Coinbase has also drawn scrutiny over the fact that it has apparently touted the ability of virtual currency to evade international sanctions imposed on rogue nations. These assertions served to further alarm longtime critics of virtual currency, who contend that it may enable individuals and groups to engage in illicit activity under the cover of anonymity.
It is against this tumultuous backdrop that there is a growing awareness of the need for regulations that provide greater transparency to this industry, hold exchanges like Mt. Gox accountable, and establish protections for consumers and investors.
To its credit, the New York Department of Financial Services is working to meet this challenge with its proposed BitLicense. To be sure, the path will be nonlinear and complex. This was certainly the case after the initial draft of BitLicense was greeted with a loud Bronx cheer. Yet, the authorities seem to have incorporated feedback from over 3,500 comments into its latest BitLicense proposal. This is an important — yet still incomplete — step in the right direction.
As we have learned from the recent crisis, poorly regulated financial institutions accentuated the depth of the economic fallout and pain suffered by many. So, regulatory authorities must proceed diligently — yet cautiously — to safeguard industry and consumers.
For instance, new exchanges in the virtual currency space would benefit from adequate capital backstops, regulatory examinations and stress tests, protective processes against cyber breaches and anti-money laundering procedures.
But as with any regulatory framework, there is a danger of bureaucratic overreach. And so it is essential that we create a forward-looking and largely hands-off regulatory environment that does not stifle the entrepreneurial energies that drive this new and exciting industry.
In short, we need to ensure the path is clear for innovation that is smart and safe. Congressional leaders and key officials throughout government would be wise to take this issue seriously.
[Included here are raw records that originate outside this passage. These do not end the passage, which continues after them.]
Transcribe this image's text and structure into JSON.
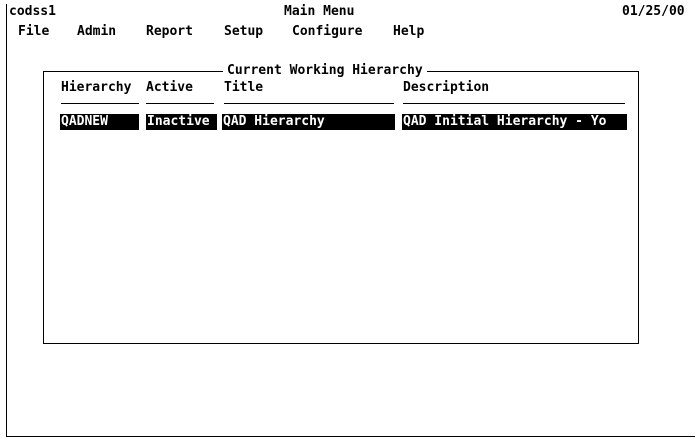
{
  "header": {
    "system_name": "codss1",
    "screen_title": "Main Menu",
    "date": "01/25/00"
  },
  "menu": [
    {
      "label": "File"
    },
    {
      "label": "Admin"
    },
    {
      "label": "Report"
    },
    {
      "label": "Setup"
    },
    {
      "label": "Configure"
    },
    {
      "label": "Help"
    }
  ],
  "panel": {
    "title": "Current Working Hierarchy",
    "columns": [
      "Hierarchy",
      "Active",
      "Title",
      "Description"
    ],
    "rows": [
      [
        "QADNEW",
        "Inactive",
        "QAD Hierarchy",
        "QAD Initial Hierarchy - Yo"
      ]
    ]
  }
}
Lawrence Goodman is president of the Center for Financial Stability. The 114th: CQ Roll Call's Guide to the New Congress Get breaking news alerts and more from Roll Call in your inbox or on your iPhone.